Russian President Vladimir Putin has backed plans to allow volunteers from the Middle East to fight alongside forces of the so-called Donetsk and Lugansk People’s Republics in eastern Ukraine.

The statement was made during a Russian Security Council meeting on Friday when he said that those who wanted to join military efforts should be allowed to.

During the meeting, Russian Defense Minister Sergei Shoigu informed the president that over 16,000 people – mostly from the Middle East – have appealed to join separatist forces in the Donbas region of Ukraine.

“If you see that some volunteers would like to come and help the people in Donbass, especially without pay, then we should meet them halfway and help them relocate to the war zone,” Putin said, explaining his move as a response to the West’s alleged help in hiring mercenaries for Ukraine.

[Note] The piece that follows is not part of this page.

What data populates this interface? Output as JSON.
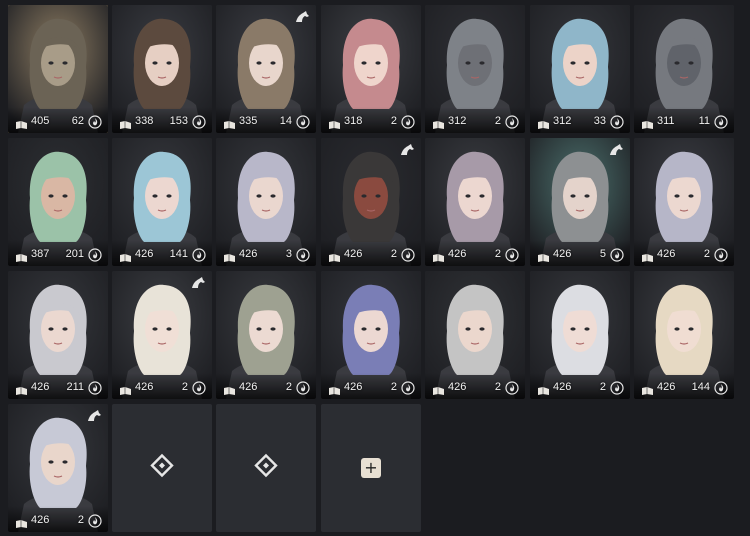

Addressing Russia’s Security Council, Putin said that “Western sponsors” were recruiting mercenaries for the Ukraine conflict “openly, neglecting norms of international law.”

Shoigu went further to propose handing over Western-made Javelin and Stinger missiles that were captured by the Russian army in Ukraine to the Donbas forces, along with other weaponry such as man-portable air-defense systems known as MANPADS and anti-tank missile systems.

“Regarding weapons deliveries, especially those of Western weapons that have been seized by the Russian Army. I, of course, support the decision to hand them over to the military units in the Lugansk and Donetsk people’s republics,” Putin replied to Shoigu’s suggestion. “Please do this.”

The move came two weeks after Putin ordered a full-scale invasion of Ukraine, soon after he recognized the separatist territories as independent entities. Russia claims that its “special military operation” in Ukraine is aimed at protecting the people of two self-proclaimed separatist-controlled regions of Ukraine allegedly being attacked by the Ukrainian military. The Kremlin explained that the decision was made after separatist leaders of the so-called republics had asked Moscow for military support against Kyiv.

Separatist forces in the Donetsk and Lugansk regions – collectively known as Donbas – broke away from Ukrainian government control in 2014 and proclaimed themselves independent “people’s republics.” Since then, the Kremlin has been accused of exerting control over both regions, with some suggesting Moscow eventually wants to claim the region as Russian territory.

Russia's war on Ukraine has been met with international outrage that has plunged Russia into isolation never before experienced by an economy of its size.

The fighting is driving increasing numbers of people to flee Ukraine, with refugees now totaling 2.5 million people, according to the latest data compiled by the International Organization for Migration as of March 10.

According to UN figures as of March 10, 549 civilians have been killed, 41 of whom were children, and 957 injured in Ukraine since the start of the war, with the real toll feared to be higher.